Copeville Station circa 1880
The unincorporated community of Copeville lies between Lavon and Farmersville on State Hwy 78. Copeville was organized by Kentucky native John Miles Cope. He settled in Collin County in 1848 with his parents and brother on land in the Willis Roberts and Hezekiah Walters Survey. The area was originally known as Black Spot. In 1878, Cope became the town’s first postmaster. By 1885, the community had a church, a bank, a cotton gin, a sawmill, a flour mill, a saloon and a general store that also housed a doctor’s office. Thomas King had platted the original town site in 1877. But in 1886, the community moved one mile northeast to be next to the New Gulf, Colorado, and Santa Fe Railroad tracks. Local merchant James E. Jones, who gave the railroad land for its right-of-way and depot, operated the town’s first general store at the new site. Copeville became the shipping point for area farm products and Bois D’arc timber, which is valued for its density and toughness.

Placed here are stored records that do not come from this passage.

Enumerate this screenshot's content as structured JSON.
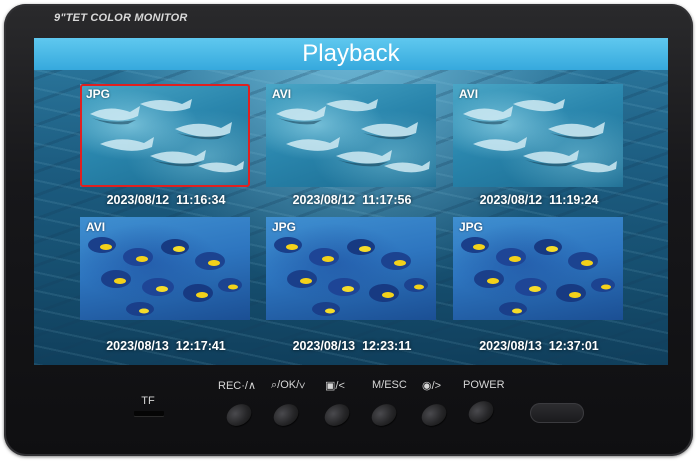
{
  "device": {
    "brand_label": "9\"TET COLOR MONITOR",
    "card_slot_label": "TF"
  },
  "screen": {
    "title": "Playback",
    "title_bar_color": "#36a9dd",
    "selection_color": "#e02020",
    "files": [
      {
        "type": "JPG",
        "timestamp": "2023/08/12  11:16:34",
        "thumbnail": "shark-school",
        "selected": true
      },
      {
        "type": "AVI",
        "timestamp": "2023/08/12  11:17:56",
        "thumbnail": "shark-school",
        "selected": false
      },
      {
        "type": "AVI",
        "timestamp": "2023/08/12  11:19:24",
        "thumbnail": "shark-school",
        "selected": false
      },
      {
        "type": "AVI",
        "timestamp": "2023/08/13  12:17:41",
        "thumbnail": "reef-fish",
        "selected": false
      },
      {
        "type": "JPG",
        "timestamp": "2023/08/13  12:23:11",
        "thumbnail": "reef-fish",
        "selected": false
      },
      {
        "type": "JPG",
        "timestamp": "2023/08/13  12:37:01",
        "thumbnail": "reef-fish",
        "selected": false
      }
    ]
  },
  "buttons": {
    "rec_up": "REC·/∧",
    "zoom_ok_down": "/OK/∨",
    "gallery_left": "/<",
    "menu_esc": "M/ESC",
    "camera_right": "/>",
    "power": "POWER"
  }
}
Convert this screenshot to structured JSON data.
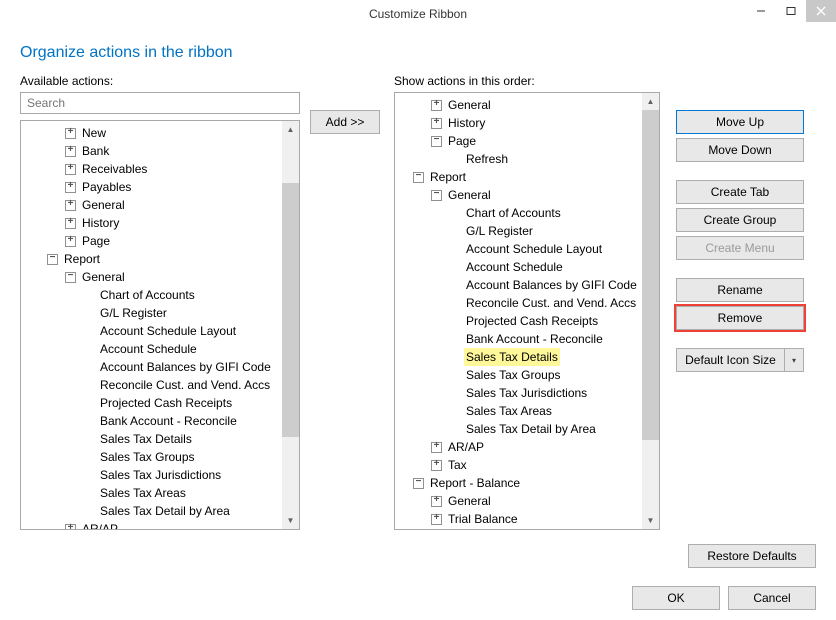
{
  "window": {
    "title": "Customize Ribbon",
    "minimize": "—",
    "maximize": "☐",
    "close": "✕"
  },
  "page_title": "Organize actions in the ribbon",
  "left": {
    "label": "Available actions:",
    "search_placeholder": "Search",
    "tree": [
      {
        "indent": 1,
        "exp": "+",
        "label": "New"
      },
      {
        "indent": 1,
        "exp": "+",
        "label": "Bank"
      },
      {
        "indent": 1,
        "exp": "+",
        "label": "Receivables"
      },
      {
        "indent": 1,
        "exp": "+",
        "label": "Payables"
      },
      {
        "indent": 1,
        "exp": "+",
        "label": "General"
      },
      {
        "indent": 1,
        "exp": "+",
        "label": "History"
      },
      {
        "indent": 1,
        "exp": "+",
        "label": "Page"
      },
      {
        "indent": 0,
        "exp": "-",
        "label": "Report"
      },
      {
        "indent": 1,
        "exp": "-",
        "label": "General"
      },
      {
        "indent": 2,
        "exp": "",
        "label": "Chart of Accounts"
      },
      {
        "indent": 2,
        "exp": "",
        "label": "G/L Register"
      },
      {
        "indent": 2,
        "exp": "",
        "label": "Account Schedule Layout"
      },
      {
        "indent": 2,
        "exp": "",
        "label": "Account Schedule"
      },
      {
        "indent": 2,
        "exp": "",
        "label": "Account Balances by GIFI Code"
      },
      {
        "indent": 2,
        "exp": "",
        "label": "Reconcile Cust. and Vend. Accs"
      },
      {
        "indent": 2,
        "exp": "",
        "label": "Projected Cash Receipts"
      },
      {
        "indent": 2,
        "exp": "",
        "label": "Bank Account - Reconcile"
      },
      {
        "indent": 2,
        "exp": "",
        "label": "Sales Tax Details"
      },
      {
        "indent": 2,
        "exp": "",
        "label": "Sales Tax Groups"
      },
      {
        "indent": 2,
        "exp": "",
        "label": "Sales Tax Jurisdictions"
      },
      {
        "indent": 2,
        "exp": "",
        "label": "Sales Tax Areas"
      },
      {
        "indent": 2,
        "exp": "",
        "label": "Sales Tax Detail by Area"
      },
      {
        "indent": 1,
        "exp": "+",
        "label": "AR/AP"
      }
    ]
  },
  "add_button": "Add >>",
  "right": {
    "label": "Show actions in this order:",
    "tree": [
      {
        "indent": 1,
        "exp": "+",
        "label": "General"
      },
      {
        "indent": 1,
        "exp": "+",
        "label": "History"
      },
      {
        "indent": 1,
        "exp": "-",
        "label": "Page"
      },
      {
        "indent": 2,
        "exp": "",
        "label": "Refresh"
      },
      {
        "indent": 0,
        "exp": "-",
        "label": "Report"
      },
      {
        "indent": 1,
        "exp": "-",
        "label": "General"
      },
      {
        "indent": 2,
        "exp": "",
        "label": "Chart of Accounts"
      },
      {
        "indent": 2,
        "exp": "",
        "label": "G/L Register"
      },
      {
        "indent": 2,
        "exp": "",
        "label": "Account Schedule Layout"
      },
      {
        "indent": 2,
        "exp": "",
        "label": "Account Schedule"
      },
      {
        "indent": 2,
        "exp": "",
        "label": "Account Balances by GIFI Code"
      },
      {
        "indent": 2,
        "exp": "",
        "label": "Reconcile Cust. and Vend. Accs"
      },
      {
        "indent": 2,
        "exp": "",
        "label": "Projected Cash Receipts"
      },
      {
        "indent": 2,
        "exp": "",
        "label": "Bank Account - Reconcile"
      },
      {
        "indent": 2,
        "exp": "",
        "label": "Sales Tax Details",
        "selected": true
      },
      {
        "indent": 2,
        "exp": "",
        "label": "Sales Tax Groups"
      },
      {
        "indent": 2,
        "exp": "",
        "label": "Sales Tax Jurisdictions"
      },
      {
        "indent": 2,
        "exp": "",
        "label": "Sales Tax Areas"
      },
      {
        "indent": 2,
        "exp": "",
        "label": "Sales Tax Detail by Area"
      },
      {
        "indent": 1,
        "exp": "+",
        "label": "AR/AP"
      },
      {
        "indent": 1,
        "exp": "+",
        "label": "Tax"
      },
      {
        "indent": 0,
        "exp": "-",
        "label": "Report - Balance"
      },
      {
        "indent": 1,
        "exp": "+",
        "label": "General"
      },
      {
        "indent": 1,
        "exp": "+",
        "label": "Trial Balance"
      }
    ]
  },
  "buttons": {
    "move_up": "Move Up",
    "move_down": "Move Down",
    "create_tab": "Create Tab",
    "create_group": "Create Group",
    "create_menu": "Create Menu",
    "rename": "Rename",
    "remove": "Remove",
    "icon_size": "Default Icon Size",
    "restore": "Restore Defaults",
    "ok": "OK",
    "cancel": "Cancel"
  }
}
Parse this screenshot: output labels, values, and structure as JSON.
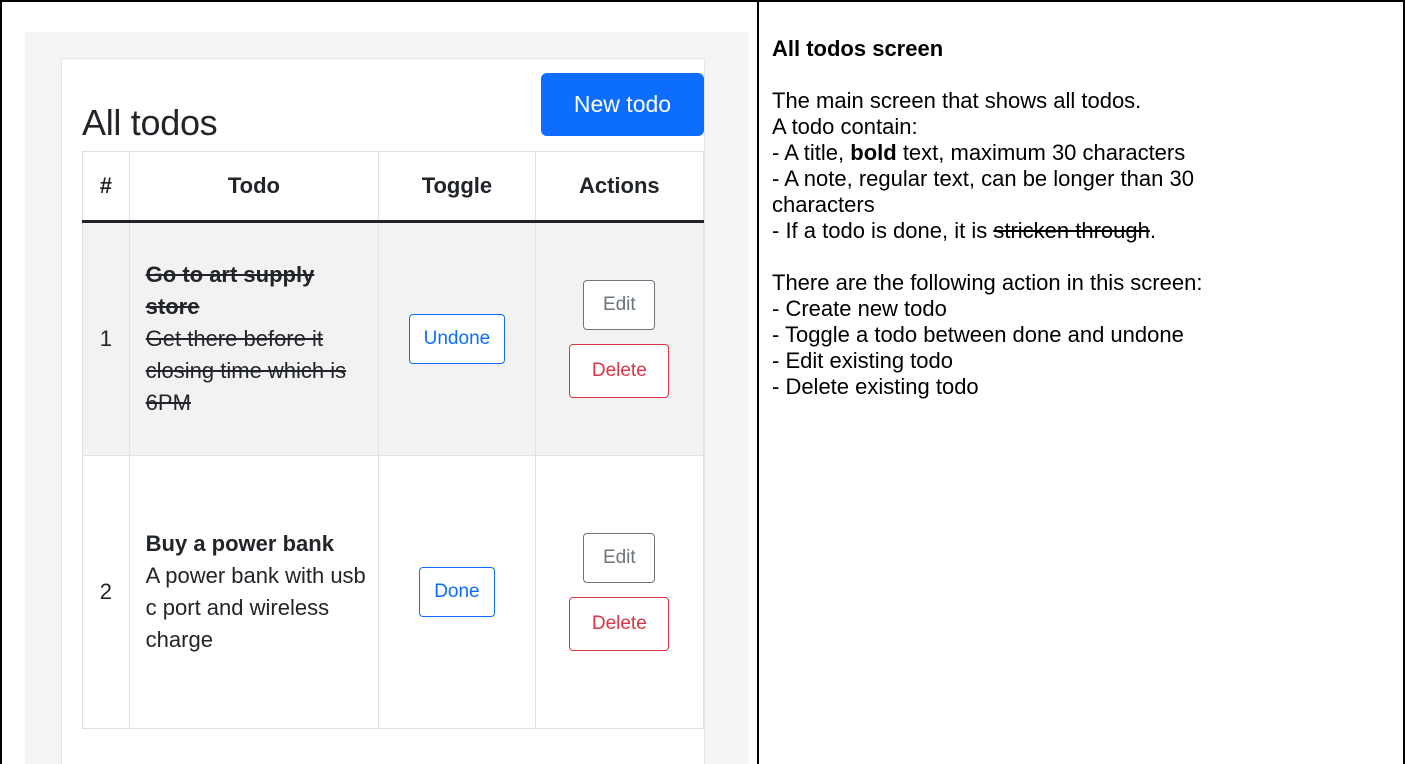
{
  "screen_mockup": {
    "title": "All todos",
    "new_todo_button": "New todo",
    "table": {
      "headers": [
        "#",
        "Todo",
        "Toggle",
        "Actions"
      ],
      "rows": [
        {
          "num": "1",
          "title": "Go to art supply store",
          "note": "Get there before it closing time which is 6PM",
          "done": true,
          "toggle_label": "Undone",
          "edit_label": "Edit",
          "delete_label": "Delete"
        },
        {
          "num": "2",
          "title": "Buy a power bank",
          "note": "A power bank with usb c port and wireless charge",
          "done": false,
          "toggle_label": "Done",
          "edit_label": "Edit",
          "delete_label": "Delete"
        }
      ]
    },
    "colors": {
      "primary": "#0d6efd",
      "danger": "#dc3545",
      "secondary": "#6c757d",
      "done_row_bg": "#f2f2f2"
    }
  },
  "description": {
    "heading": "All todos screen",
    "intro": "The main screen that shows all todos.",
    "contain_line": "A todo contain:",
    "title_line_prefix": "- A title, ",
    "title_line_bold": "bold",
    "title_line_suffix": " text, maximum 30 characters",
    "note_line_1": "- A note, regular text, can be longer than 30",
    "note_line_2": "characters",
    "done_line_prefix": "- If a todo is done, it is ",
    "done_line_struck": "stricken through",
    "done_line_suffix": ".",
    "actions_intro": "There are the following action in this screen:",
    "actions": [
      "- Create new todo",
      "- Toggle a todo between done and undone",
      "- Edit existing todo",
      "- Delete existing todo"
    ]
  }
}
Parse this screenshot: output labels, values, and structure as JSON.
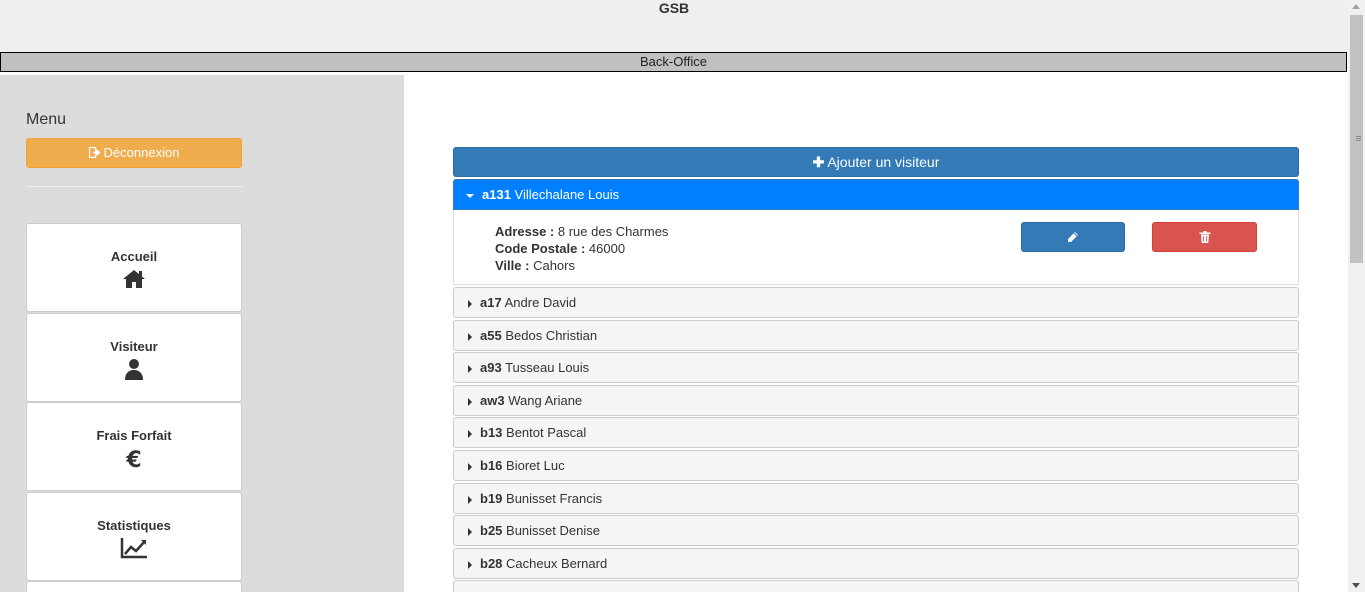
{
  "header": {
    "title": "GSB",
    "subtitle": "Back-Office"
  },
  "sidebar": {
    "menu_title": "Menu",
    "logout_label": "Déconnexion",
    "items": [
      {
        "label": "Accueil",
        "icon": "home-icon"
      },
      {
        "label": "Visiteur",
        "icon": "user-icon"
      },
      {
        "label": "Frais Forfait",
        "icon": "euro-icon"
      },
      {
        "label": "Statistiques",
        "icon": "chart-line-icon"
      }
    ]
  },
  "main": {
    "add_button_label": "Ajouter un visiteur",
    "expanded_visitor": {
      "id": "a131",
      "name": "Villechalane Louis",
      "address_label": "Adresse :",
      "address": "8 rue des Charmes",
      "postal_label": "Code Postale :",
      "postal": "46000",
      "city_label": "Ville :",
      "city": "Cahors"
    },
    "visitors": [
      {
        "id": "a17",
        "name": "Andre David"
      },
      {
        "id": "a55",
        "name": "Bedos Christian"
      },
      {
        "id": "a93",
        "name": "Tusseau Louis"
      },
      {
        "id": "aw3",
        "name": "Wang Ariane"
      },
      {
        "id": "b13",
        "name": "Bentot Pascal"
      },
      {
        "id": "b16",
        "name": "Bioret Luc"
      },
      {
        "id": "b19",
        "name": "Bunisset Francis"
      },
      {
        "id": "b25",
        "name": "Bunisset Denise"
      },
      {
        "id": "b28",
        "name": "Cacheux Bernard"
      }
    ]
  },
  "colors": {
    "primary": "#337ab7",
    "active": "#0080ff",
    "warning": "#f0ad4e",
    "danger": "#d9534f"
  }
}
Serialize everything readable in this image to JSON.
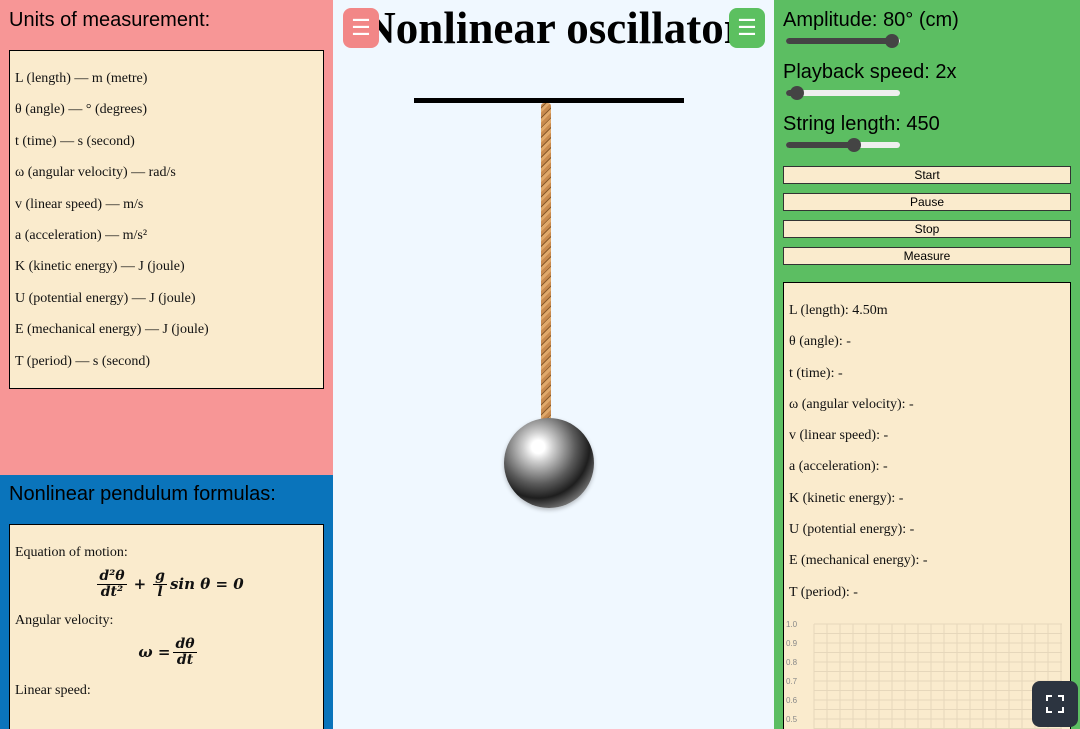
{
  "units": {
    "title": "Units of measurement:",
    "items": [
      "L (length) — m (metre)",
      "θ (angle) — ° (degrees)",
      "t (time) — s (second)",
      "ω (angular velocity) — rad/s",
      "v (linear speed) — m/s",
      "a (acceleration) — m/s²",
      "K (kinetic energy) — J (joule)",
      "U (potential energy) — J (joule)",
      "E (mechanical energy) — J (joule)",
      "T (period) — s (second)"
    ]
  },
  "formulas": {
    "title": "Nonlinear pendulum formulas:",
    "equation_label": "Equation of motion:",
    "eq1": {
      "num1": "d²θ",
      "den1": "dt²",
      "plus": "+",
      "num2": "g",
      "den2": "l",
      "rest": "sin θ = 0"
    },
    "angular_label": "Angular velocity:",
    "eq2": {
      "lhs": "ω =",
      "num": "dθ",
      "den": "dt"
    },
    "linear_label": "Linear speed:"
  },
  "stage": {
    "title": "Nonlinear oscillator",
    "menu_icon": "☰"
  },
  "controls": {
    "amplitude": {
      "label": "Amplitude:",
      "value": "80° (cm)",
      "fraction": 0.93
    },
    "speed": {
      "label": "Playback speed:",
      "value": "2x",
      "fraction": 0.1
    },
    "length": {
      "label": "String length:",
      "value": "450",
      "fraction": 0.6
    },
    "buttons": {
      "start": "Start",
      "pause": "Pause",
      "stop": "Stop",
      "measure": "Measure"
    }
  },
  "readout": {
    "items": [
      "L (length): 4.50m",
      "θ (angle): -",
      "t (time): -",
      "ω (angular velocity): -",
      "v (linear speed): -",
      "a (acceleration): -",
      "K (kinetic energy): -",
      "U (potential energy): -",
      "E (mechanical energy): -",
      "T (period): -"
    ],
    "graph_ticks": [
      "1.0",
      "0.9",
      "0.8",
      "0.7",
      "0.6",
      "0.5"
    ]
  },
  "colors": {
    "units_bg": "#f79696",
    "formulas_bg": "#0a74bb",
    "controls_bg": "#5cbe62",
    "stage_bg": "#f0f8ff",
    "box_bg": "#faebcd"
  }
}
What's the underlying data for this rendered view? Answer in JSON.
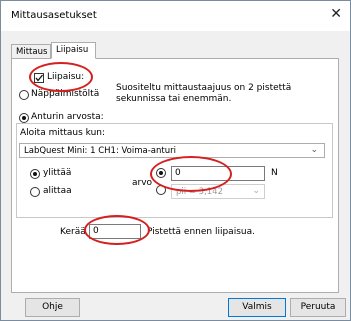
{
  "window": {
    "title": "Mittausasetukset",
    "close_symbol": "✕"
  },
  "tabs": [
    {
      "label": "Mittaus"
    },
    {
      "label": "Liipaisu"
    }
  ],
  "trigger": {
    "checkbox_label": "Liipaisu:",
    "keypress_label": "Näppäimistöltä",
    "note_line1": "Suositeltu mittaustaajuus on 2 pistettä",
    "note_line2": "sekunnissa tai enemmän.",
    "sensor_label": "Anturin arvosta:",
    "start_group_label": "Aloita mittaus kun:",
    "sensor_select": "LabQuest Mini: 1 CH1: Voima-anturi",
    "exceeds_label": "ylittää",
    "below_label": "alittaa",
    "value_label": "arvo",
    "value": "0",
    "unit": "N",
    "pi_select": "pii = 3,142"
  },
  "collect": {
    "label_before": "Kerää",
    "value": "0",
    "label_after": "Pistettä ennen liipaisua."
  },
  "buttons": {
    "help": "Ohje",
    "ok": "Valmis",
    "cancel": "Peruuta"
  }
}
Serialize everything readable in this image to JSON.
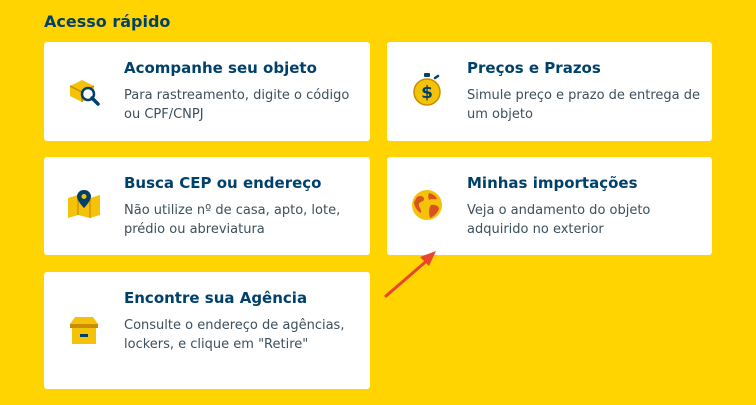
{
  "section": {
    "title": "Acesso rápido"
  },
  "cards": [
    {
      "title": "Acompanhe seu objeto",
      "description": "Para rastreamento, digite o código ou CPF/CNPJ",
      "icon": "package-search-icon"
    },
    {
      "title": "Preços e Prazos",
      "description": "Simule preço e prazo de entrega de um objeto",
      "icon": "stopwatch-dollar-icon"
    },
    {
      "title": "Busca CEP ou endereço",
      "description": "Não utilize nº de casa, apto, lote, prédio ou abreviatura",
      "icon": "map-pin-icon"
    },
    {
      "title": "Minhas importações",
      "description": "Veja o andamento do objeto adquirido no exterior",
      "icon": "globe-icon"
    },
    {
      "title": "Encontre sua Agência",
      "description": "Consulte o endereço de agências, lockers, e clique em \"Retire\"",
      "icon": "agency-building-icon"
    }
  ],
  "colors": {
    "background": "#FFD400",
    "title": "#00416B",
    "text": "#3D4F5C",
    "icon_yellow": "#F5C20A",
    "icon_blue": "#00416B",
    "arrow": "#E8452C"
  }
}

The Karo School, located at the original town site, started in 1895. Although the community never incorporated, by the early 20th Century, it had grown to about 300 residents. The Copeville School operated from 1913 into the 1940s. In 1921, Copeville became one of the country’s first towns to have a female postmaster. Her name was Elizabeth Pearce. In the early twentieth century, two local congregations, the First Methodist Church of Copeville and the First Baptist Church of Copeville (organized as the Mount Pleasant Baptist church in 1857) relocated to the town. In that era, the town’s businesses included the Craft Hotel, a drugstore, a pickle factory and several general stores. Just after World War II, Copeville had 150 residents, two churches, five businesses and a school. Copeville is growing today and has its own water supply. It is served by the Community Independent School District and the Nevada and Josephine Fire Districts.